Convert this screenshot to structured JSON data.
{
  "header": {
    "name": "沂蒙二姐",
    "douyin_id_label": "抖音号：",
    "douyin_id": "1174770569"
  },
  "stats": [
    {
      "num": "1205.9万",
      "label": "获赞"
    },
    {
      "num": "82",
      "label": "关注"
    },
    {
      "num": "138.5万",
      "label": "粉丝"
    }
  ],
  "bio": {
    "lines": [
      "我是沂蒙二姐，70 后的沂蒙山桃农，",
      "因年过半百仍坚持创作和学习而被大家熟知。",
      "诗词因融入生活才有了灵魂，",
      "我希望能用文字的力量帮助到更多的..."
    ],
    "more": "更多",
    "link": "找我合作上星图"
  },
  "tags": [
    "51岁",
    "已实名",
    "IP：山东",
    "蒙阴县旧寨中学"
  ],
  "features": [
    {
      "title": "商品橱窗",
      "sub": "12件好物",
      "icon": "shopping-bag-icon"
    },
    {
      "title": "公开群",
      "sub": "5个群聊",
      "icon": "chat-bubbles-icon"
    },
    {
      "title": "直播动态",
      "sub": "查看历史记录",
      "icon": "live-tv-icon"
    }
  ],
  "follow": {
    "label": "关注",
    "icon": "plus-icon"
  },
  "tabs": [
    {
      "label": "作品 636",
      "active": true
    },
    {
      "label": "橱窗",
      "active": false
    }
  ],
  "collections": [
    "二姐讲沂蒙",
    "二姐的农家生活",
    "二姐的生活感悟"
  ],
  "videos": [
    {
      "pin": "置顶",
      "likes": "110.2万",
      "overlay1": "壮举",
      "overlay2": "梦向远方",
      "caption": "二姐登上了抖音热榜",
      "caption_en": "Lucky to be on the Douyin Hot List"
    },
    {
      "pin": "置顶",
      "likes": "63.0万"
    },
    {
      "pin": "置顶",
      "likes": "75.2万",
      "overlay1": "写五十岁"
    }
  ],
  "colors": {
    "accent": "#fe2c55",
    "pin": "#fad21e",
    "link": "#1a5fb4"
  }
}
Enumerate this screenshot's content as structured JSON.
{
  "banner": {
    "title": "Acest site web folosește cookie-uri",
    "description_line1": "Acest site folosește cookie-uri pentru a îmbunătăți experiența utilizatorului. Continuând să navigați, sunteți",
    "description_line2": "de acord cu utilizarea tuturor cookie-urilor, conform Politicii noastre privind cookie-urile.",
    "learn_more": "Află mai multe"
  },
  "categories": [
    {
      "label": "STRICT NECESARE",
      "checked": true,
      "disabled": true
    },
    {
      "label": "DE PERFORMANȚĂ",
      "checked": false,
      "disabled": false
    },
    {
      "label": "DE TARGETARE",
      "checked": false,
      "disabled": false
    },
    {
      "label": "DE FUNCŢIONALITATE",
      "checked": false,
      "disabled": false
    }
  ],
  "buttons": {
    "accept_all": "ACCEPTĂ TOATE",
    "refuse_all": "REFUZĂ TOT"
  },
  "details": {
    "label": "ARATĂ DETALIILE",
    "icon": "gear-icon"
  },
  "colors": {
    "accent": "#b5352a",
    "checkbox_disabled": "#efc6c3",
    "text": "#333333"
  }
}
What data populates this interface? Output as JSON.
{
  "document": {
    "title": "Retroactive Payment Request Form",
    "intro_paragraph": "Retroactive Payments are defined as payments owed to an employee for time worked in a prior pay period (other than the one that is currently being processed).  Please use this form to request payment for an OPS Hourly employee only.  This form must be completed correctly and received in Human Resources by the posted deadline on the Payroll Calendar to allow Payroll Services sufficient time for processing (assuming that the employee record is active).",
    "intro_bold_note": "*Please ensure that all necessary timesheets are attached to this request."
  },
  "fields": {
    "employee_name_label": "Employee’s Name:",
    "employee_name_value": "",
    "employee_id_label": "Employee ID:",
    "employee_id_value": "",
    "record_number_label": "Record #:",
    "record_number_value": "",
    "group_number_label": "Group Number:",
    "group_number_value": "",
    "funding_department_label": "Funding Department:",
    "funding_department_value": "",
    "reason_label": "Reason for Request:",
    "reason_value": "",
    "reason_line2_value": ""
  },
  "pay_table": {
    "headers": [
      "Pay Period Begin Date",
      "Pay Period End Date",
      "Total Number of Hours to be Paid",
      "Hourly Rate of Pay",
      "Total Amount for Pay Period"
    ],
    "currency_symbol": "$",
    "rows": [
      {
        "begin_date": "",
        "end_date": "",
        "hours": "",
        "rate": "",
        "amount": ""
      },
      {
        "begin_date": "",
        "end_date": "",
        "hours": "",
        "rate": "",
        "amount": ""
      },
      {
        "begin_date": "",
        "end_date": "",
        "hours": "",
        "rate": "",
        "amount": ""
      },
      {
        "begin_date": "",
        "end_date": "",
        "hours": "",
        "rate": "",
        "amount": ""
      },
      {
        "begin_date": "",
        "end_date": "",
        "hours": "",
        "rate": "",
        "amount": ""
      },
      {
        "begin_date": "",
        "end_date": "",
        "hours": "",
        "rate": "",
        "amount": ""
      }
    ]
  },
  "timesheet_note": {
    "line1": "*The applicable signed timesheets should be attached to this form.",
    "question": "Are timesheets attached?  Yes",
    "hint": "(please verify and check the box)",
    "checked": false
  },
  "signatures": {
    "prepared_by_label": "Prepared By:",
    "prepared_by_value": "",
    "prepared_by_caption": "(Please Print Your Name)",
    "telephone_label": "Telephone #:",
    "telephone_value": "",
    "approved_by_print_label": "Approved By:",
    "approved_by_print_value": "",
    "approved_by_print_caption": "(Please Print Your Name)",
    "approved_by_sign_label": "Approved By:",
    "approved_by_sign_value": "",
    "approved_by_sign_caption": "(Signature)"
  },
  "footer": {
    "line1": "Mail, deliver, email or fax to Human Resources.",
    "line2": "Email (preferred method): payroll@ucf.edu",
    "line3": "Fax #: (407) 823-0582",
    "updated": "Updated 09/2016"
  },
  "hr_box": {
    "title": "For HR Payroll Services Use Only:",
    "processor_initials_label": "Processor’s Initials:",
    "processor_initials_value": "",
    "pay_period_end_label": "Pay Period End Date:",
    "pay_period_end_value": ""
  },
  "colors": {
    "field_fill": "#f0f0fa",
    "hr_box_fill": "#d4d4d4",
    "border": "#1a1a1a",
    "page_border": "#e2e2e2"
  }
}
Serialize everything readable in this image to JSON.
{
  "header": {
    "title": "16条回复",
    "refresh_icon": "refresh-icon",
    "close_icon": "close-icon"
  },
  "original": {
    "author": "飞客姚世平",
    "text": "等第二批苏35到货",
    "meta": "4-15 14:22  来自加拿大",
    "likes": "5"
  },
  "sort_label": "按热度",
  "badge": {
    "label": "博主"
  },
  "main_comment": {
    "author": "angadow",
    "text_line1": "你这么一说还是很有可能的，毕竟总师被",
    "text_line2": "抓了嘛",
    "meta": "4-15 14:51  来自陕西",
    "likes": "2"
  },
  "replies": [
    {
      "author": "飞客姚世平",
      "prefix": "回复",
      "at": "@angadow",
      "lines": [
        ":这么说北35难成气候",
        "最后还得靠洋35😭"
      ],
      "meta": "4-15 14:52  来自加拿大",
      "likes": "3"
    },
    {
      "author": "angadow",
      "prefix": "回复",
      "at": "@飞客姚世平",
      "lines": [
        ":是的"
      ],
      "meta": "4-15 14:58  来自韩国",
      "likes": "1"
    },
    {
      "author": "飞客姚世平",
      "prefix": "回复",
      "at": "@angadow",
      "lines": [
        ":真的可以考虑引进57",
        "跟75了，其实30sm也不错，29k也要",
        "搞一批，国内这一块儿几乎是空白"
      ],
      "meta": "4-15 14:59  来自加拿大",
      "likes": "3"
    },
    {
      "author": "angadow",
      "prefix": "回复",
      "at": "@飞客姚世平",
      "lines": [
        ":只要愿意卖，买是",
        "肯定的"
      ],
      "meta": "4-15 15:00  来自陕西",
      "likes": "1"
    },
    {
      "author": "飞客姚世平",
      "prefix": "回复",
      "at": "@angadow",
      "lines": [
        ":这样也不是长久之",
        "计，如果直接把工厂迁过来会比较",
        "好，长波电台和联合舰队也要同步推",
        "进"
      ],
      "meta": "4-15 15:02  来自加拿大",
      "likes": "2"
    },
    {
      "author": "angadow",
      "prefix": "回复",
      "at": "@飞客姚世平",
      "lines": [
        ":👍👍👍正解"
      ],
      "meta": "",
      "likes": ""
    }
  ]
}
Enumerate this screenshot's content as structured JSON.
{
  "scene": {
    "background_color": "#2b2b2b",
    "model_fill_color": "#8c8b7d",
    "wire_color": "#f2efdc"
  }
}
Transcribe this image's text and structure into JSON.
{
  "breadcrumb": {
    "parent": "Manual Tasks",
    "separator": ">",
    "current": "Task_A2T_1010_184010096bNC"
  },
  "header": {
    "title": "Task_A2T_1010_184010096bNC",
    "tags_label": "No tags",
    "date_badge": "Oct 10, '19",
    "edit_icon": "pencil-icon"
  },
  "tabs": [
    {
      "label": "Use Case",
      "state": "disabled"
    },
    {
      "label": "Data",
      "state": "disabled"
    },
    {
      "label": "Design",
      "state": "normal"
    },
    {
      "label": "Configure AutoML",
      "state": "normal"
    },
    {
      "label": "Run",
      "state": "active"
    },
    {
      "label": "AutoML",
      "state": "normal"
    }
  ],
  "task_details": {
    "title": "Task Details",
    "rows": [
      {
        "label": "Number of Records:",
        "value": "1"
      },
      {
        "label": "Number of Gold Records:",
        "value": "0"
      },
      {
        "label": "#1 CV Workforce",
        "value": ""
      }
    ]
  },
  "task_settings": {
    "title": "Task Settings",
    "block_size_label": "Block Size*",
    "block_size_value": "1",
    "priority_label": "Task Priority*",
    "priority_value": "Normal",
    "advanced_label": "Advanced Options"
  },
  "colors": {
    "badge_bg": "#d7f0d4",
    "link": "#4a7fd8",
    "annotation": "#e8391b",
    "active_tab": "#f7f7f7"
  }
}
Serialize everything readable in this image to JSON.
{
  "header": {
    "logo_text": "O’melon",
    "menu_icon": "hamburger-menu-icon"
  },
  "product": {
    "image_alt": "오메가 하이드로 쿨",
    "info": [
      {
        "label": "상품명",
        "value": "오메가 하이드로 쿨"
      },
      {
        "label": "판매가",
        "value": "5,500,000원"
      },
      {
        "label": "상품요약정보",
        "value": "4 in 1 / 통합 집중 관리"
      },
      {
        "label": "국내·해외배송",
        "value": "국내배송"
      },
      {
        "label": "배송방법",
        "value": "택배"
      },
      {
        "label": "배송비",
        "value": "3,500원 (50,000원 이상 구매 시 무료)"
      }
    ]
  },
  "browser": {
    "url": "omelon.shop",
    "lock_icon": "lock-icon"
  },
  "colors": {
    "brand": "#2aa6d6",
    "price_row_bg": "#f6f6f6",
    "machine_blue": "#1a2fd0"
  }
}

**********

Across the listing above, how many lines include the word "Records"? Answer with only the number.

2